▶ _Your assignment_
Find each line of the entries with the string "InterBase", please, and copy it.

▶ _Data records_
=======
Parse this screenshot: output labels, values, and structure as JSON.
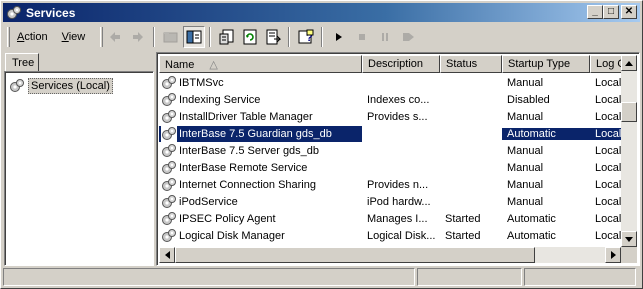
{
  "window": {
    "title": "Services",
    "minimize_glyph": "_",
    "maximize_glyph": "□",
    "close_glyph": "✕"
  },
  "menu": {
    "items": [
      {
        "accel": "A",
        "rest": "ction"
      },
      {
        "accel": "V",
        "rest": "iew"
      }
    ]
  },
  "toolbar": {
    "buttons": [
      "back-arrow-icon",
      "forward-arrow-icon",
      "up-folder-icon",
      "show-hide-tree-icon",
      "properties-icon",
      "refresh-icon",
      "export-list-icon",
      "help-icon",
      "start-service-icon",
      "stop-service-icon",
      "pause-service-icon",
      "restart-service-icon"
    ]
  },
  "tree": {
    "tab_label": "Tree",
    "root_label": "Services (Local)"
  },
  "list": {
    "columns": [
      "Name",
      "Description",
      "Status",
      "Startup Type",
      "Log On As"
    ],
    "sort_glyph": "△",
    "rows": [
      {
        "name": "IBTMSvc",
        "description": "",
        "status": "",
        "startup": "Manual",
        "logon": "LocalS"
      },
      {
        "name": "Indexing Service",
        "description": "Indexes co...",
        "status": "",
        "startup": "Disabled",
        "logon": "LocalS"
      },
      {
        "name": "InstallDriver Table Manager",
        "description": "Provides s...",
        "status": "",
        "startup": "Manual",
        "logon": "LocalS"
      },
      {
        "name": "InterBase 7.5 Guardian gds_db",
        "description": "",
        "status": "",
        "startup": "Automatic",
        "logon": "LocalS",
        "selected": true
      },
      {
        "name": "InterBase 7.5 Server gds_db",
        "description": "",
        "status": "",
        "startup": "Manual",
        "logon": "LocalS"
      },
      {
        "name": "InterBase Remote Service",
        "description": "",
        "status": "",
        "startup": "Manual",
        "logon": "LocalS"
      },
      {
        "name": "Internet Connection Sharing",
        "description": "Provides n...",
        "status": "",
        "startup": "Manual",
        "logon": "LocalS"
      },
      {
        "name": "iPodService",
        "description": "iPod hardw...",
        "status": "",
        "startup": "Manual",
        "logon": "LocalS"
      },
      {
        "name": "IPSEC Policy Agent",
        "description": "Manages I...",
        "status": "Started",
        "startup": "Automatic",
        "logon": "LocalS"
      },
      {
        "name": "Logical Disk Manager",
        "description": "Logical Disk...",
        "status": "Started",
        "startup": "Automatic",
        "logon": "LocalS"
      }
    ]
  },
  "colors": {
    "titlebar_start": "#0a246a",
    "titlebar_end": "#a6caf0",
    "selection": "#0a246a",
    "chrome": "#d4d0c8"
  }
}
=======
▶ _Reply_
        "name": "InterBase 7.5 Guardian gds_db",
        "name": "InterBase 7.5 Server gds_db",
        "name": "InterBase Remote Service",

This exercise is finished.